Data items

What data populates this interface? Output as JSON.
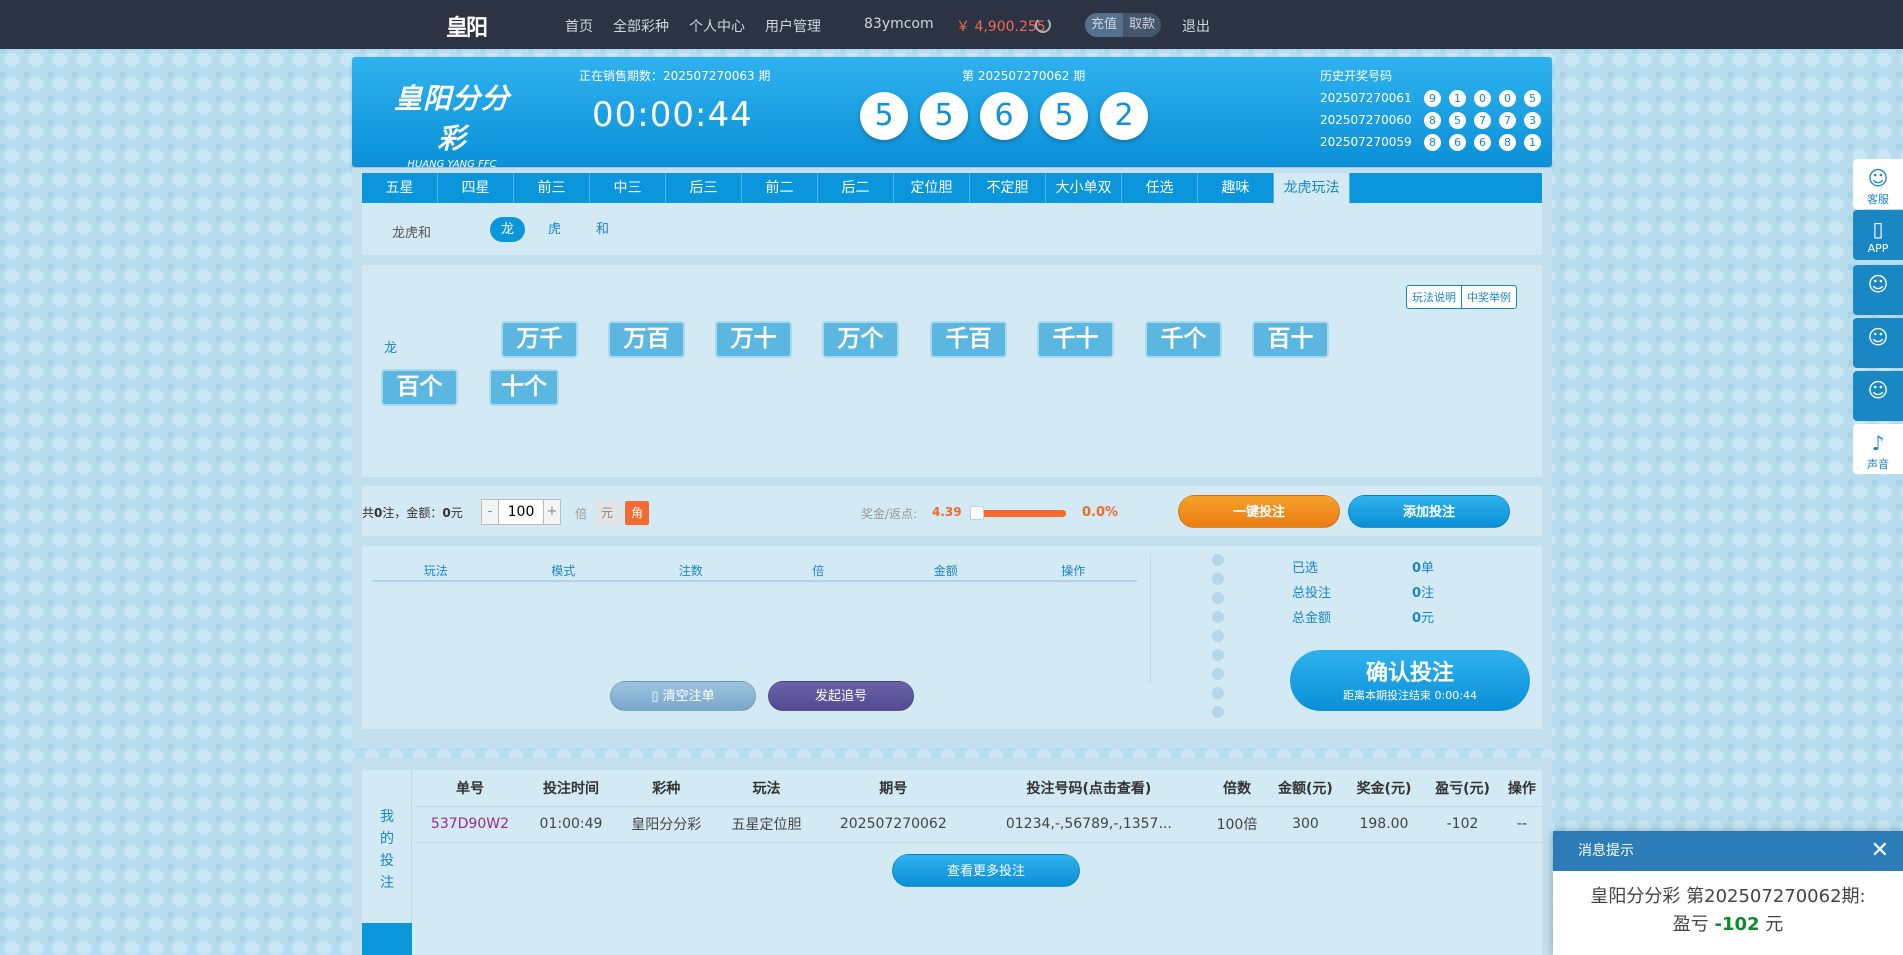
{
  "nav": {
    "logo": "皇阳",
    "links": [
      "首页",
      "全部彩种",
      "个人中心",
      "用户管理"
    ],
    "username": "83ymcom",
    "balance": "￥ 4,900.255",
    "recharge": "充值",
    "withdraw": "取款",
    "logout": "退出"
  },
  "header": {
    "brand_cn": "皇阳分分彩",
    "brand_en": "HUANG YANG FFC",
    "sale_label": "正在销售期数：202507270063 期",
    "countdown": "00:00:44",
    "draw_label": "第 202507270062 期",
    "draw_balls": [
      "5",
      "5",
      "6",
      "5",
      "2"
    ],
    "history_title": "历史开奖号码",
    "history": [
      {
        "issue": "202507270061",
        "nums": [
          "9",
          "1",
          "0",
          "0",
          "5"
        ]
      },
      {
        "issue": "202507270060",
        "nums": [
          "8",
          "5",
          "7",
          "7",
          "3"
        ]
      },
      {
        "issue": "202507270059",
        "nums": [
          "8",
          "6",
          "6",
          "8",
          "1"
        ]
      }
    ]
  },
  "tabs": [
    "五星",
    "四星",
    "前三",
    "中三",
    "后三",
    "前二",
    "后二",
    "定位胆",
    "不定胆",
    "大小单双",
    "任选",
    "趣味",
    "龙虎玩法"
  ],
  "active_tab": "龙虎玩法",
  "subplay": {
    "label": "龙虎和",
    "options": [
      "龙",
      "虎",
      "和"
    ],
    "selected": "龙"
  },
  "pick": {
    "help_rules": "玩法说明",
    "help_example": "中奖举例",
    "row_label": "龙",
    "buttons": [
      "万千",
      "万百",
      "万十",
      "万个",
      "千百",
      "千十",
      "千个",
      "百十",
      "百个",
      "十个"
    ]
  },
  "bet": {
    "summary_count_label": "共",
    "count": "0",
    "summary_mid": "注，金额：",
    "amount": "0",
    "summary_unit": "元",
    "multiplier": "100",
    "bei": "倍",
    "unit_yuan": "元",
    "unit_jiao": "角",
    "rebate_label": "奖金/返点:",
    "rebate_value": "4.39",
    "rebate_percent": "0.0%",
    "rebate_level": 0.0,
    "quick_bet": "一键投注",
    "add_bet": "添加投注"
  },
  "cart": {
    "columns": [
      "玩法",
      "模式",
      "注数",
      "倍",
      "金额",
      "操作"
    ],
    "clear_btn": "清空注单",
    "chase_btn": "发起追号",
    "selected_label": "已选",
    "selected_value": "0",
    "selected_unit": "单",
    "total_bets_label": "总投注",
    "total_bets_value": "0",
    "total_bets_unit": "注",
    "total_amount_label": "总金额",
    "total_amount_value": "0",
    "total_amount_unit": "元",
    "confirm": "确认投注",
    "confirm_sub": "距离本期投注结束 0:00:44"
  },
  "orders": {
    "side_label": [
      "我",
      "的",
      "投",
      "注"
    ],
    "columns": [
      "单号",
      "投注时间",
      "彩种",
      "玩法",
      "期号",
      "投注号码(点击查看)",
      "倍数",
      "金额(元)",
      "奖金(元)",
      "盈亏(元)",
      "操作"
    ],
    "rows": [
      [
        "537D90W2",
        "01:00:49",
        "皇阳分分彩",
        "五星定位胆",
        "202507270062",
        "01234,-,56789,-,1357...",
        "100倍",
        "300",
        "198.00",
        "-102",
        "--"
      ]
    ],
    "more": "查看更多投注"
  },
  "float": [
    {
      "label": "客服",
      "icon": "headset-icon"
    },
    {
      "label": "APP",
      "icon": "phone-icon"
    },
    {
      "label": "",
      "icon": "headset-icon"
    },
    {
      "label": "",
      "icon": "headset-icon"
    },
    {
      "label": "",
      "icon": "headset-icon"
    },
    {
      "label": "声音",
      "icon": "speaker-icon"
    }
  ],
  "toast": {
    "title": "消息提示",
    "line1": "皇阳分分彩 第202507270062期:",
    "line2_prefix": "盈亏",
    "profit": "-102",
    "line2_suffix": "元"
  },
  "colors": {
    "brand_blue": "#0b96db",
    "orange": "#f08a1c",
    "loss_green": "#0a8a2e",
    "nav_bg": "#2c3444"
  }
}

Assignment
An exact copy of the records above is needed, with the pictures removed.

Response box
What data populates this interface? Output as JSON.
{
  "nav": {
    "logo": "皇阳",
    "links": [
      "首页",
      "全部彩种",
      "个人中心",
      "用户管理"
    ],
    "username": "83ymcom",
    "balance": "￥ 4,900.255",
    "recharge": "充值",
    "withdraw": "取款",
    "logout": "退出"
  },
  "header": {
    "brand_cn": "皇阳分分彩",
    "brand_en": "HUANG YANG FFC",
    "sale_label": "正在销售期数：202507270063 期",
    "countdown": "00:00:44",
    "draw_label": "第 202507270062 期",
    "draw_balls": [
      "5",
      "5",
      "6",
      "5",
      "2"
    ],
    "history_title": "历史开奖号码",
    "history": [
      {
        "issue": "202507270061",
        "nums": [
          "9",
          "1",
          "0",
          "0",
          "5"
        ]
      },
      {
        "issue": "202507270060",
        "nums": [
          "8",
          "5",
          "7",
          "7",
          "3"
        ]
      },
      {
        "issue": "202507270059",
        "nums": [
          "8",
          "6",
          "6",
          "8",
          "1"
        ]
      }
    ]
  },
  "tabs": [
    "五星",
    "四星",
    "前三",
    "中三",
    "后三",
    "前二",
    "后二",
    "定位胆",
    "不定胆",
    "大小单双",
    "任选",
    "趣味",
    "龙虎玩法"
  ],
  "active_tab": "龙虎玩法",
  "subplay": {
    "label": "龙虎和",
    "options": [
      "龙",
      "虎",
      "和"
    ],
    "selected": "龙"
  },
  "pick": {
    "help_rules": "玩法说明",
    "help_example": "中奖举例",
    "row_label": "龙",
    "buttons": [
      "万千",
      "万百",
      "万十",
      "万个",
      "千百",
      "千十",
      "千个",
      "百十",
      "百个",
      "十个"
    ]
  },
  "bet": {
    "summary_count_label": "共",
    "count": "0",
    "summary_mid": "注，金额：",
    "amount": "0",
    "summary_unit": "元",
    "multiplier": "100",
    "bei": "倍",
    "unit_yuan": "元",
    "unit_jiao": "角",
    "rebate_label": "奖金/返点:",
    "rebate_value": "4.39",
    "rebate_percent": "0.0%",
    "rebate_level": 0.0,
    "quick_bet": "一键投注",
    "add_bet": "添加投注"
  },
  "cart": {
    "columns": [
      "玩法",
      "模式",
      "注数",
      "倍",
      "金额",
      "操作"
    ],
    "clear_btn": "清空注单",
    "chase_btn": "发起追号",
    "selected_label": "已选",
    "selected_value": "0",
    "selected_unit": "单",
    "total_bets_label": "总投注",
    "total_bets_value": "0",
    "total_bets_unit": "注",
    "total_amount_label": "总金额",
    "total_amount_value": "0",
    "total_amount_unit": "元",
    "confirm": "确认投注",
    "confirm_sub": "距离本期投注结束 0:00:44"
  },
  "orders": {
    "side_label": [
      "我",
      "的",
      "投",
      "注"
    ],
    "columns": [
      "单号",
      "投注时间",
      "彩种",
      "玩法",
      "期号",
      "投注号码(点击查看)",
      "倍数",
      "金额(元)",
      "奖金(元)",
      "盈亏(元)",
      "操作"
    ],
    "rows": [
      [
        "537D90W2",
        "01:00:49",
        "皇阳分分彩",
        "五星定位胆",
        "202507270062",
        "01234,-,56789,-,1357...",
        "100倍",
        "300",
        "198.00",
        "-102",
        "--"
      ]
    ],
    "more": "查看更多投注"
  },
  "float": [
    {
      "label": "客服",
      "icon": "headset-icon"
    },
    {
      "label": "APP",
      "icon": "phone-icon"
    },
    {
      "label": "",
      "icon": "headset-icon"
    },
    {
      "label": "",
      "icon": "headset-icon"
    },
    {
      "label": "",
      "icon": "headset-icon"
    },
    {
      "label": "声音",
      "icon": "speaker-icon"
    }
  ],
  "toast": {
    "title": "消息提示",
    "line1": "皇阳分分彩 第202507270062期:",
    "line2_prefix": "盈亏",
    "profit": "-102",
    "line2_suffix": "元"
  },
  "colors": {
    "brand_blue": "#0b96db",
    "orange": "#f08a1c",
    "loss_green": "#0a8a2e",
    "nav_bg": "#2c3444"
  }
}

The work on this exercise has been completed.